(Component data from apps and pages)
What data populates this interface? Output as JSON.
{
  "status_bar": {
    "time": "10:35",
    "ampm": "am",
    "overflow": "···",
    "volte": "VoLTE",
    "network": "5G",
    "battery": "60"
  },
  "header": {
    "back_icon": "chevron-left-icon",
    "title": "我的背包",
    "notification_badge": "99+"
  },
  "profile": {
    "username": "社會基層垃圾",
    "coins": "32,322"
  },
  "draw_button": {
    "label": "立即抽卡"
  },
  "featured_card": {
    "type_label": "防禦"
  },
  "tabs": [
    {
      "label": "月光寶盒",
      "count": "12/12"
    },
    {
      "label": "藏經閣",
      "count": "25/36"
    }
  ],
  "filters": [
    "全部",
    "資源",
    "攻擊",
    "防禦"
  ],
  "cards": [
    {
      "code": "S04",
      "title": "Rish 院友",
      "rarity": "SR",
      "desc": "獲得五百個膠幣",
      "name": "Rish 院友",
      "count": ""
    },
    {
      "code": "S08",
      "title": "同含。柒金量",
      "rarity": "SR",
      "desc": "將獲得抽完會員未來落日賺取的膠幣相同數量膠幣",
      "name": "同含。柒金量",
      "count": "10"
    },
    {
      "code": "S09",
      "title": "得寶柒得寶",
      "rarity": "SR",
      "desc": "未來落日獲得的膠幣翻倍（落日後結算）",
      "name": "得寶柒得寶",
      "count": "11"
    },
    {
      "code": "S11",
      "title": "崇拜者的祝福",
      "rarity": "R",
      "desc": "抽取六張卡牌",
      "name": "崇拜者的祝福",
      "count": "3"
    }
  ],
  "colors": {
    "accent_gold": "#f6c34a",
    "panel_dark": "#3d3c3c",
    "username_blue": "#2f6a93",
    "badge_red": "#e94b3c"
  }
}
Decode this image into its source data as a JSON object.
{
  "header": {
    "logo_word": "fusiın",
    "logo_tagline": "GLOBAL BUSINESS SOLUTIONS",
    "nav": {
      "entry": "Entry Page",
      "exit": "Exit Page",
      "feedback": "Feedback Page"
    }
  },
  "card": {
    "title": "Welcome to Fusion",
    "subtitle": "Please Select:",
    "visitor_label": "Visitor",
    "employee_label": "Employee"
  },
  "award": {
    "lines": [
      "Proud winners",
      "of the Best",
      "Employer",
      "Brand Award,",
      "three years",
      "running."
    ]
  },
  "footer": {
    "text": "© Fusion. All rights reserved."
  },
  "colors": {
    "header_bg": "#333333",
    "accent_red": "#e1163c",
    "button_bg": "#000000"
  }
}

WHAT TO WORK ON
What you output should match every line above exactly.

YOUR RESPONSE
What data populates this interface? Output as JSON.
{
  "status_bar": {
    "time": "10:35",
    "ampm": "am",
    "overflow": "···",
    "volte": "VoLTE",
    "network": "5G",
    "battery": "60"
  },
  "header": {
    "back_icon": "chevron-left-icon",
    "title": "我的背包",
    "notification_badge": "99+"
  },
  "profile": {
    "username": "社會基層垃圾",
    "coins": "32,322"
  },
  "draw_button": {
    "label": "立即抽卡"
  },
  "featured_card": {
    "type_label": "防禦"
  },
  "tabs": [
    {
      "label": "月光寶盒",
      "count": "12/12"
    },
    {
      "label": "藏經閣",
      "count": "25/36"
    }
  ],
  "filters": [
    "全部",
    "資源",
    "攻擊",
    "防禦"
  ],
  "cards": [
    {
      "code": "S04",
      "title": "Rish 院友",
      "rarity": "SR",
      "desc": "獲得五百個膠幣",
      "name": "Rish 院友",
      "count": ""
    },
    {
      "code": "S08",
      "title": "同含。柒金量",
      "rarity": "SR",
      "desc": "將獲得抽完會員未來落日賺取的膠幣相同數量膠幣",
      "name": "同含。柒金量",
      "count": "10"
    },
    {
      "code": "S09",
      "title": "得寶柒得寶",
      "rarity": "SR",
      "desc": "未來落日獲得的膠幣翻倍（落日後結算）",
      "name": "得寶柒得寶",
      "count": "11"
    },
    {
      "code": "S11",
      "title": "崇拜者的祝福",
      "rarity": "R",
      "desc": "抽取六張卡牌",
      "name": "崇拜者的祝福",
      "count": "3"
    }
  ],
  "colors": {
    "accent_gold": "#f6c34a",
    "panel_dark": "#3d3c3c",
    "username_blue": "#2f6a93",
    "badge_red": "#e94b3c"
  }
}
Decode this image into its source data as a JSON object.
{
  "header": {
    "logo_word": "fusiın",
    "logo_tagline": "GLOBAL BUSINESS SOLUTIONS",
    "nav": {
      "entry": "Entry Page",
      "exit": "Exit Page",
      "feedback": "Feedback Page"
    }
  },
  "card": {
    "title": "Welcome to Fusion",
    "subtitle": "Please Select:",
    "visitor_label": "Visitor",
    "employee_label": "Employee"
  },
  "award": {
    "lines": [
      "Proud winners",
      "of the Best",
      "Employer",
      "Brand Award,",
      "three years",
      "running."
    ]
  },
  "footer": {
    "text": "© Fusion. All rights reserved."
  },
  "colors": {
    "header_bg": "#333333",
    "accent_red": "#e1163c",
    "button_bg": "#000000"
  }
}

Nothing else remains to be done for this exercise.